§ WHAT IS REQUIRED
Would you retype, word for word, the line with "Convert this screenshot" and every line after it through the end of the records below?

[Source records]

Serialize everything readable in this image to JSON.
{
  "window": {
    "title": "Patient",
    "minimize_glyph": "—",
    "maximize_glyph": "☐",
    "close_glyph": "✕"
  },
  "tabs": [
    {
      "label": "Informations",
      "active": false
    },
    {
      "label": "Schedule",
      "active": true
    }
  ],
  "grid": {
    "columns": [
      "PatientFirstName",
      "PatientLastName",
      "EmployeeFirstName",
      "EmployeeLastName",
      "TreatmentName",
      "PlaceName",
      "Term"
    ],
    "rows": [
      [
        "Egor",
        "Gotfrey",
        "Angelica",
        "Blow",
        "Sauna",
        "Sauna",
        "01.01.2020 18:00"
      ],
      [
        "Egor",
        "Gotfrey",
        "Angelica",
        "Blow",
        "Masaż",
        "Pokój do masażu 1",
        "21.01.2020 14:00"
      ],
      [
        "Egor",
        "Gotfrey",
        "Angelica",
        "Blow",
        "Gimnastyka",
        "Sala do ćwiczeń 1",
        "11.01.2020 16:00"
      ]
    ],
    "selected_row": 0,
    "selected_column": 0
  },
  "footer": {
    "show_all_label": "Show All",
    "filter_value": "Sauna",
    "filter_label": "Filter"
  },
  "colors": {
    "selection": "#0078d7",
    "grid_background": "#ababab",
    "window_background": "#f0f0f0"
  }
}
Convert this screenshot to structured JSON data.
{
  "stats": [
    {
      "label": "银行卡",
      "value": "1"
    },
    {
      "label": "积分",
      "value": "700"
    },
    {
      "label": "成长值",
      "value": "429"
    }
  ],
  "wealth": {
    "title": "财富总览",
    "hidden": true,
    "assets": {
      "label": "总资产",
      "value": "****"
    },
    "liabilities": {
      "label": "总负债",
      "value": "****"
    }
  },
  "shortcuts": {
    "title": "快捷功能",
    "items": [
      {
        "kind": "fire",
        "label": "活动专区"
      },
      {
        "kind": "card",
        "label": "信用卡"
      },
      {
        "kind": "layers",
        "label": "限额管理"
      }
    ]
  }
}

§ EXPECTED ANSWER
Convert this screenshot to structured JSON data.
{
  "stats": [
    {
      "label": "银行卡",
      "value": "1"
    },
    {
      "label": "积分",
      "value": "700"
    },
    {
      "label": "成长值",
      "value": "429"
    }
  ],
  "wealth": {
    "title": "财富总览",
    "hidden": true,
    "assets": {
      "label": "总资产",
      "value": "****"
    },
    "liabilities": {
      "label": "总负债",
      "value": "****"
    }
  },
  "shortcuts": {
    "title": "快捷功能",
    "items": [
      {
        "kind": "fire",
        "label": "活动专区"
      },
      {
        "kind": "card",
        "label": "信用卡"
      },
      {
        "kind": "layers",
        "label": "限额管理"
      }
    ]
  }
}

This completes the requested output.